Wine and spirit companies need to work as hard for their employees as they do for their customers
In order to attract and retain top talent, companies must do things differently
This past spring John deBary reappraised Danny Meyer’s seminal book, Setting the Table. DeBary questioned the true cost of pursuing Meyer’s concept of “enlightened hospitality.” Explicit in the critique was the notion that a restaurant can’t really “claim to value employees over customers” if it expects employees to “unquestioningly surrender themselves to their guests’ desires.” This criticism is every bit as applicable to businesses that aren’t bars and restaurants.
Employees are less willing than ever to work hard for companies that won’t work hard for them. Those stuck in the belief that capital and labor are oppositional forces will view this development with concern. But the continued struggle to fill job openings coupled with a shrinking unemployment rate is worrisome only to those unwilling to change. Increasingly, businesses—from factories to credit card processors—are finding that taking care of employees is a great way to take care of business. Staff retention, margins, sales volume, and customer satisfaction can all increase if companies do the work to change their relationships with their employees.
Wine and spirit companies—chiefly, importers and distributors—need reckon with what this means now, lest they be forced to catch up later. When an order board representative has better opportunities outside of the industry, a company’s “competitiveness” within the industry doesn’t mean much. This is also true for those in sales, marketing, operations, and management. The appeal of “expanding one’s palate” or “working with best-in-class producers” isn’t as great as the promise of decent, affordable healthcare.
Beyond better compensation, what does a hard-working company look like to prospective hires and current employees?
Attracting top talent means hiring differently
Provide reciprocity. A job interview is no longer a one-sided proposition. After asking a candidate how they overcame hardship, be prepared to share how the company has handled a difficult challenge. If you are comfortable asking a candidate why they’d make a great addition to the team, then you’d best be able to explain why the company would be a good fit for the candidate. Traditionally, wine and spirit companies, don’t “sell” themselves until they make an offer. Selling the company now starts with the job ad and continues through the interview process.

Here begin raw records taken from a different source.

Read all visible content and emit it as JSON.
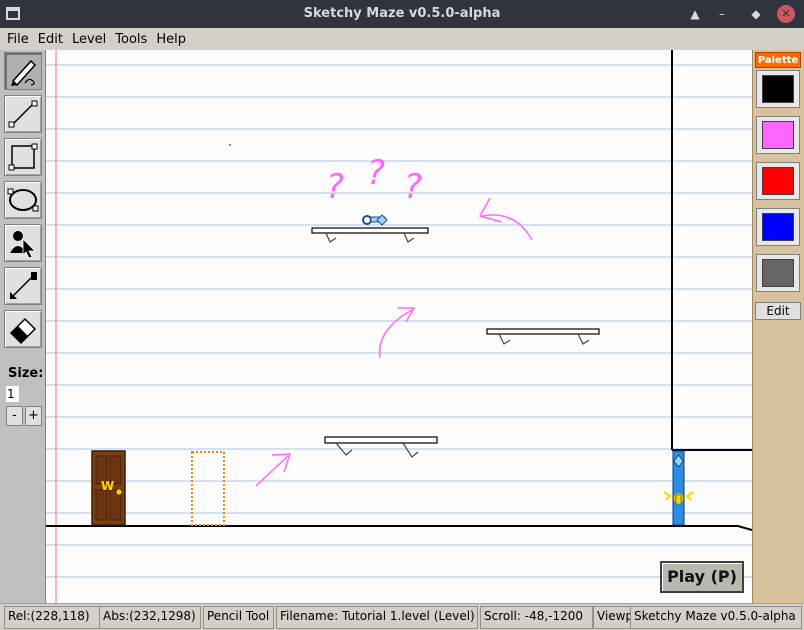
{
  "window": {
    "title": "Sketchy Maze v0.5.0-alpha",
    "controls": [
      "▲",
      "–",
      "◆",
      "✕"
    ]
  },
  "menu": [
    "File",
    "Edit",
    "Level",
    "Tools",
    "Help"
  ],
  "toolbox": {
    "tools": [
      {
        "name": "pencil-tool",
        "icon": "pencil-icon",
        "selected": true
      },
      {
        "name": "line-tool",
        "icon": "line-icon",
        "selected": false
      },
      {
        "name": "rectangle-tool",
        "icon": "rectangle-icon",
        "selected": false
      },
      {
        "name": "ellipse-tool",
        "icon": "ellipse-icon",
        "selected": false
      },
      {
        "name": "actor-tool",
        "icon": "actor-pointer-icon",
        "selected": false
      },
      {
        "name": "link-tool",
        "icon": "link-icon",
        "selected": false
      },
      {
        "name": "eraser-tool",
        "icon": "eraser-icon",
        "selected": false
      }
    ],
    "size_label": "Size:",
    "size_value": "1",
    "size_minus": "-",
    "size_plus": "+"
  },
  "palette": {
    "title": "Palette",
    "swatches": [
      "#000000",
      "#ff66ff",
      "#ff0000",
      "#0000ff",
      "#666666"
    ],
    "edit_label": "Edit"
  },
  "canvas": {
    "door_letter": "W",
    "question_marks": [
      "?",
      "?",
      "?"
    ],
    "colors": {
      "ruled_line": "#a9c5ef",
      "margin_line": "#ff6b6b",
      "ink_pink": "#ff66ff",
      "door": "#7a3f14",
      "blue_actor": "#2a8fe0"
    }
  },
  "play_button": "Play (P)",
  "status": {
    "rel": "Rel:(228,118)",
    "abs": "Abs:(232,1298)",
    "tool": "Pencil Tool",
    "filename": "Filename: Tutorial 1.level (Level)",
    "scroll": "Scroll: -48,-1200",
    "viewport": "Viewp",
    "app": "Sketchy Maze v0.5.0-alpha"
  }
}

When you focus on hiring within a historically homogenous industry, you tend not to get candidates from diverse backgrounds. BIPOC are greatly underrepresented on wine and spirit sales teams. Companies need to cast a wider net.
If you can’t explain how your company is different from others, it isn’t. If what your company offers its employees is the same as most other companies, what it offers isn’t generous or competitive, it’s average. It’s okay to be average, so long as you don’t pretend you aren’t.1
If you require a candidate to do an interview assignment or project, compensate them for it.2 Be reasonable and let candidates know the length of time (keep it less than 2 or 3 hours) you expect them to work on the project. Let them know in advance that you will be paying them $X for their work.
Retaining top talent means working harder
Share success. Though companies have departments and teams, it’s often only individuals that are rewarded. Spread the wealth and celebrate equitably.
Show how and why decisions are made. It’s not as scary as it seems. Transparency is not the same thing as democracy. Effective leaders explain without delegating away all the responsibility of decision-making.
Support your team so that they can support the company’s customers. Empowering employees to do good without asking for permission is a great way to reduce bureaucratic friction.
Have a plan for employee advancement. Too many good employees leave companies they like working at because there’s no place for them to grow. Design a path for salespeople and admins to become managers and for managers to become executives. A company’s size should not be an excuse for the failure to have an actionable plan.
Plenty of companies think of themselves as special because of a particular person or a portfolio. People come and go. Even families change. Portfolios are impermanent. What makes a company special exists outside these parameters.